Close-up of the umbilical cord coming out of the foot

Puppies at four days old. She is a little Havana brown-mahogany sweetie. I think she is going to make it. She has gone from 83 grams to 108 grams. I am still tube feeding her around the clock. Here she is next to her littermate. See how much smaller she is; clearly the runt of the litter.

Puppy's first week.

Puppy's first week. You can really see her one leg turning inward in this picture. It's unclear at this point if she will be lame. If she is, I will teach her to walk.

Puppy's first week.

Puppy's first week.

Puppy's first week.

Puppy's first week.

Puppy's first week.

Puppy's first week.

  The preemie with her sisters at one week old. She is now nursing on her own 50% of the time.

The preemie with her sisters at one week old; she is now nursing on her own 50% of the time.

At just over a week old the tiny preemie pup is learning to nurse.

We taught her to suck from a bottle. She has moved from supplemental tube feedings to supplemental bottle feedings.

  Shown here at 3 weeks next to her full size littermate. She is doing very well.

Shown here at three weeks next to her full-size littermate; she is doing very well.

Puppy missing toe. Three toes.

This is her foot at three weeks old. She only has three toes, but otherwise she seems like a normal pup.

  Her paws at 4 weeks old. Her normal paw is on the right and her paw with the missing toe is on the left.

Her paws at four weeks old; her normal paw is on the right and her paw with the missing toe is on the left.

Puppy shown here at five weeks old; there were five puppies in the litter. Their weights at the 5 week mark: 815 grams, 790 grams, 897 grams, 980 grams and this preemie pup is 519 grams—still much smaller than her littermates.

Puppy shown here at 8 weeks old. She is doing well.

Puppy shown here at eight weeks old; she is doing well. She has almost reached two lbs., (half of the normal size for the breed). She was named Umbie.

Umbie at 15 weeks (almost four months) weighing only three pounds.

Umbie at 4 1/2 months old

Umbie at 4 1/2 months old

Umbie at 1 year old
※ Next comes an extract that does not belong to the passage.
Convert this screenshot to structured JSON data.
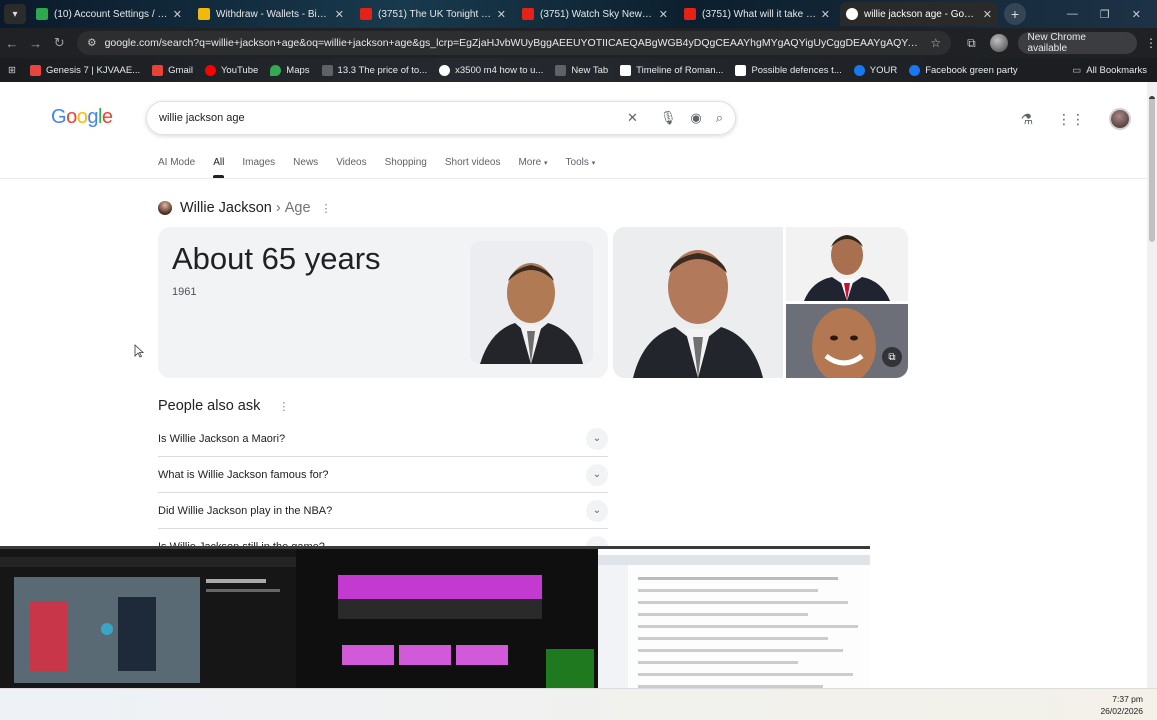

Umbie at 1 year old

 

Story courtesy of MistyTrails (Midwoof)

 

 

Whelping: Close-to-Textbook Case

 

Although this section is based on a whelping of an English Mastiff, it also contains good general whelping information on large-breed dogs. You can find more whelping information in the links above. The links below tell the story of Sassy, an English Mastiff. Sassy has a wonderful temperament. She loves humans and adores children. An all-around mild mannered, wonderful Mastiff, Sassy, however, is not the best mother toward her puppies. She is not rejecting them; she will nurse them when a human places them on her to feed, however she will not clean the pups or pay any attention to them. It is as if they are not her puppies. This litter is getting mom’s milk with major human interaction, manually giving each and every pup what they need. In return, the pups will be super socialized and will make remarkable pets, however the work involved is astounding. It takes one dedicated breeder to keep this situation healthy. Thankfully this litter has just that. Read the links below to get the full story. The pages within include a wealth of information that everyone can appreciate and benefit from.